The Changing Parent/Teacher Relationship
From lower graduation rates to lagging reading levels to a shortening supply of teachers, students and educators have struggled recently. And as parents become more engaged with their children’s education, they’re also changing the way they interact with both the teachers and the school.
The Learning Heroes report found that 87% of Black parents think it’s “essential” for families and teachers to work closely to overcome the pandemic’s impact on learning, and 89% think it’s “essential” for parents and teachers to trust each other in order to achieve this.
“One of the things that was a big takeaway for us is that parents and educators are united, not divided,” Park says. “We continue to hear this national narrative that pits parents and educators against each other, but all of our research shows something very different. We see parents and educators wanting to team up on behalf of kids.”
Parent and educator relationships are indeed changing, Vevurka says. And, as research supports, parents are a “major part” of reducing learning loss and opportunity gaps for students.
“We think that education leaders are also seeing this as a key opportunity for pandemic recovery,” Vevurka says, “which we hope will trickle down to the classroom level as parents and teachers supporting and collaborating on student learning.”
What Park found surprising in the report was that both parents and educators agree the concept of equity is “critical to the success of every student” — a number that only rose once the report defined equity.
With parents strengthening their voices and districts doing a better job of inviting parents to the table, Peters says we’re seeing a difference.
“You’re starting to see this belief that, hey, it’s OK to treat schools differently and to treat students differently,” Peters says, “as long as you’re treating them in a way that you’re getting them what they need.”
Through COVID’s forced innovation, there has “definitely” been an increased opportunity to strengthen the parent/teacher relationship, Peters says.

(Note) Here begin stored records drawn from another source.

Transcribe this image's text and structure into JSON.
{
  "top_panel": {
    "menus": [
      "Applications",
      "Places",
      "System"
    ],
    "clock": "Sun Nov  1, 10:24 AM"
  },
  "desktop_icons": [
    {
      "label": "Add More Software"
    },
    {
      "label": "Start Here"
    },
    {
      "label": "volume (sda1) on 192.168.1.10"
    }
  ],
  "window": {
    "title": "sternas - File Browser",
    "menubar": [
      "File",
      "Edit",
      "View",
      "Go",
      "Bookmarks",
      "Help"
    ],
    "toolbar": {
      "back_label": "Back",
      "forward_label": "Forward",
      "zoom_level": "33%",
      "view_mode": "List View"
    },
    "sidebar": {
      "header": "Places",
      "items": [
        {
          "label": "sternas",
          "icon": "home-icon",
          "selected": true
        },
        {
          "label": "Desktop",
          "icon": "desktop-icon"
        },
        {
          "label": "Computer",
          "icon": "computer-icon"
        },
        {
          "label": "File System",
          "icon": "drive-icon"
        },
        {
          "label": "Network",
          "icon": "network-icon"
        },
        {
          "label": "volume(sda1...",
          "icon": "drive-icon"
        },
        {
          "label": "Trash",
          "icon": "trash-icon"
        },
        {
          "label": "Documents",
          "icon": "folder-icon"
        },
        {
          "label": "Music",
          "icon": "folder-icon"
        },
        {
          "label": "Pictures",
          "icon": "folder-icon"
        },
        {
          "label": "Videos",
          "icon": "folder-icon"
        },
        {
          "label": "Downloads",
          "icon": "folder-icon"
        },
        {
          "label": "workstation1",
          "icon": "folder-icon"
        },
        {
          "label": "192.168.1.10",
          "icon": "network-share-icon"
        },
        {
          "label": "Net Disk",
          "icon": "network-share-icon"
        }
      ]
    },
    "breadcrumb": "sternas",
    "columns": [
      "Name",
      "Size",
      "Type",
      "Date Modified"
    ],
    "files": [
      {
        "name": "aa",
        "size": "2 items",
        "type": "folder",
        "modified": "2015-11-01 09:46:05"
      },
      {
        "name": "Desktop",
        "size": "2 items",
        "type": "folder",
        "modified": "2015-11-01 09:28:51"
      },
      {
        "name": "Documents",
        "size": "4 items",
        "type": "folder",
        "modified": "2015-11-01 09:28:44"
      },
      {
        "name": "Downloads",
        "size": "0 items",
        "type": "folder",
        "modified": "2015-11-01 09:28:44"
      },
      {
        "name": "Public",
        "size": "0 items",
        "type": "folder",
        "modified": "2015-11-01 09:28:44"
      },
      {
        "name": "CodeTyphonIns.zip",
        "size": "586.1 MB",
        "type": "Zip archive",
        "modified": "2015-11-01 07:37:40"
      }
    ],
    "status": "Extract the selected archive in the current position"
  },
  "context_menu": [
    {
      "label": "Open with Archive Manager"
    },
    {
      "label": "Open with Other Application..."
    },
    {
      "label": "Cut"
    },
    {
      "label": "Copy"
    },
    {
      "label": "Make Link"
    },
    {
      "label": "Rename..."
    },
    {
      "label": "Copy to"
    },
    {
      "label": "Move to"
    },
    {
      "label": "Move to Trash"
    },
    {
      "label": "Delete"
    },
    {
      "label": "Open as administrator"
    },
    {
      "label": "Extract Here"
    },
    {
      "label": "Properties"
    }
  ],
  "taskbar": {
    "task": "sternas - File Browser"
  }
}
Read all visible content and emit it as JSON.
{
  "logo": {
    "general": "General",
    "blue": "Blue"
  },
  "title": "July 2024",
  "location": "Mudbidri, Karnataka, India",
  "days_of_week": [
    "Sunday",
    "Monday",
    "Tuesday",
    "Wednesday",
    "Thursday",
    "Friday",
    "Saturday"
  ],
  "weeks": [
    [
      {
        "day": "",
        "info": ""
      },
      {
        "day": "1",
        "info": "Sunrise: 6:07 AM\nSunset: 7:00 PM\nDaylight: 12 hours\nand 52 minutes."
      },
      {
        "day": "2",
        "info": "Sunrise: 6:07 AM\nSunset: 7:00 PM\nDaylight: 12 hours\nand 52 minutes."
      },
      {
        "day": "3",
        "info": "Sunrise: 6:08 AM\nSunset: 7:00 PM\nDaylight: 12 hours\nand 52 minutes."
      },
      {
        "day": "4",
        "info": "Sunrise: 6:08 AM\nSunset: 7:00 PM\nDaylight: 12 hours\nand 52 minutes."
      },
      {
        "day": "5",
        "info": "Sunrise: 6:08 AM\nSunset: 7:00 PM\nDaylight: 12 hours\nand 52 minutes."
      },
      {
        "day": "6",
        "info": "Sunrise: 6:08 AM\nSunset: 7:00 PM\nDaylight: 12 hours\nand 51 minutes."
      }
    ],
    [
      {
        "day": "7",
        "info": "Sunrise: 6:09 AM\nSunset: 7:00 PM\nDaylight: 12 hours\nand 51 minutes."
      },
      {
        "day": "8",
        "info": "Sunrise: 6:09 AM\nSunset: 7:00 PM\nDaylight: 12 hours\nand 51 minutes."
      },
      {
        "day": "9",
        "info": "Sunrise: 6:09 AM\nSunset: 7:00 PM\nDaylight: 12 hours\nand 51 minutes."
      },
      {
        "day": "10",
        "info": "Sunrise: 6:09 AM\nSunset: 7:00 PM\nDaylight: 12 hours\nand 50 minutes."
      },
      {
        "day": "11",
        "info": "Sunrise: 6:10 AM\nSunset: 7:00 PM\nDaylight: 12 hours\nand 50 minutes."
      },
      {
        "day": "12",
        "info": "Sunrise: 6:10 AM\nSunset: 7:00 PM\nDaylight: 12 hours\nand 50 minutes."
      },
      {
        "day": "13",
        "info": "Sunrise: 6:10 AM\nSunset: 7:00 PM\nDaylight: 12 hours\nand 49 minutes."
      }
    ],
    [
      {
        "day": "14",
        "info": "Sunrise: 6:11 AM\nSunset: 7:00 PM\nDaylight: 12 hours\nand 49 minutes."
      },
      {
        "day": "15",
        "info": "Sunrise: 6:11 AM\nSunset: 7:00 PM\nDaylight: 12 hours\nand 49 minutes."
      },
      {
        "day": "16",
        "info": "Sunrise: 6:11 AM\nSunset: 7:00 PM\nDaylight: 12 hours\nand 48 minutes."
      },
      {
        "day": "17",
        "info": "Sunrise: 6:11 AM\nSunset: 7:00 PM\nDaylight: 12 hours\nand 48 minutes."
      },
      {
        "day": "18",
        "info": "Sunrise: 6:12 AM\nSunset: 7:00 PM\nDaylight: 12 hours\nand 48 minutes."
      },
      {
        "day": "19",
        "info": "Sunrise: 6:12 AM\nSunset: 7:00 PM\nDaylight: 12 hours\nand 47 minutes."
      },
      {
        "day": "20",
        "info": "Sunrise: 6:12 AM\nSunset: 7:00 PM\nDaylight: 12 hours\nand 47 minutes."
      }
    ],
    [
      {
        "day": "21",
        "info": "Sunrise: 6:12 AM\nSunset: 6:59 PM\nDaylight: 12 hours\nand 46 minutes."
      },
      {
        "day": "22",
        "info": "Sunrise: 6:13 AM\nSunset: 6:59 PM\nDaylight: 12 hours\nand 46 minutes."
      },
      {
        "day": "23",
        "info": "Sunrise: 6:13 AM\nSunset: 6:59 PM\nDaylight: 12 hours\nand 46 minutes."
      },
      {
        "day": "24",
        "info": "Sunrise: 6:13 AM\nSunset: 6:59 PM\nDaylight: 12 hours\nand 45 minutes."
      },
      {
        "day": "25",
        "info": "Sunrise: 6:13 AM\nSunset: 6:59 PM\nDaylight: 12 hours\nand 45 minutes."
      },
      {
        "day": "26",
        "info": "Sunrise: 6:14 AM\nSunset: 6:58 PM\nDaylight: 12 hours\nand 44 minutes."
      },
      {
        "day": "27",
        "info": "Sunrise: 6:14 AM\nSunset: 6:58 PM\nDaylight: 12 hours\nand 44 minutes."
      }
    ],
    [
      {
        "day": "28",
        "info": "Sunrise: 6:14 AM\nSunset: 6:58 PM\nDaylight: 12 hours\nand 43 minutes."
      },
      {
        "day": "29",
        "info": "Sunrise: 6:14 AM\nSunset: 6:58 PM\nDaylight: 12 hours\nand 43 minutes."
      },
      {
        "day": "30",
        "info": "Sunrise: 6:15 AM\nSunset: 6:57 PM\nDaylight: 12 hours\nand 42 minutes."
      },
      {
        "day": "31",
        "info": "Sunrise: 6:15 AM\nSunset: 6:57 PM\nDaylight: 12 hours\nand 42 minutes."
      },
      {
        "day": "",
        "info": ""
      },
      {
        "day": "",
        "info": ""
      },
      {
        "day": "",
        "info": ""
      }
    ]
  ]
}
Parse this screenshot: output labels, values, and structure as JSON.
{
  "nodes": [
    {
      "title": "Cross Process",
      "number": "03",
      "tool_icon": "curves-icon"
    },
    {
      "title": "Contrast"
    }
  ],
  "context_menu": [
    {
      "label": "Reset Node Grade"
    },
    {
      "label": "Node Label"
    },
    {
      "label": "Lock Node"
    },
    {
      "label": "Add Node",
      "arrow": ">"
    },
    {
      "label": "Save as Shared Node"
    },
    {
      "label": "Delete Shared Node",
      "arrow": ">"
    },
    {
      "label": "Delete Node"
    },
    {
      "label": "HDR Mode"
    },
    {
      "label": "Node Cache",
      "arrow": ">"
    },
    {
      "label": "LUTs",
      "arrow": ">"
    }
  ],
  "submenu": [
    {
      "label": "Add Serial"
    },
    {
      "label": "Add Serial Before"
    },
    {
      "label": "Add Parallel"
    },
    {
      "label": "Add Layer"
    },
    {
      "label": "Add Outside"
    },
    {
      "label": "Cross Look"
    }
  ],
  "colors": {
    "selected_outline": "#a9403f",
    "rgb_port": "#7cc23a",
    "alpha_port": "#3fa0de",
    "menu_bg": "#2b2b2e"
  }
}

And as educators and districts see the “extreme value” of giving parents and students a voice, he is optimistic that it will continue.
“We’re starting to see that that’s definitely part of the secret sauce in the learning and the transformation process of our schools and upward trajectory,” Peters says.
An Increase in Summer Learning
As part of their changing relationships with teachers, Black parents are the most likely to connect with their child’s teacher before the end of the school year to figure out the specific learning priorities for the summer months. The Learning Heroes survey found that 35% of Black parents do this, compared to 29% of all parents.
They are also more likely to enroll their children in summer programs, with 22% of Black parents taking this action compared to 16% of all parents.
“Summer programs provide the enrichment opportunities that parents are looking for more now more than ever,” Park says.
Research shows that educators also see a difference in students enrolled in enrichment programs over the summer compared to those who aren’t.
“Especially after two really grueling years, parents want these enrichment programs to help their kids succeed and be ready for the next grade,” Park says. And it doesn’t mean tutoring or summer school programs, but “opportunities to help their child gain more of the skills and knowledge that they need to succeed in the next school year and beyond.”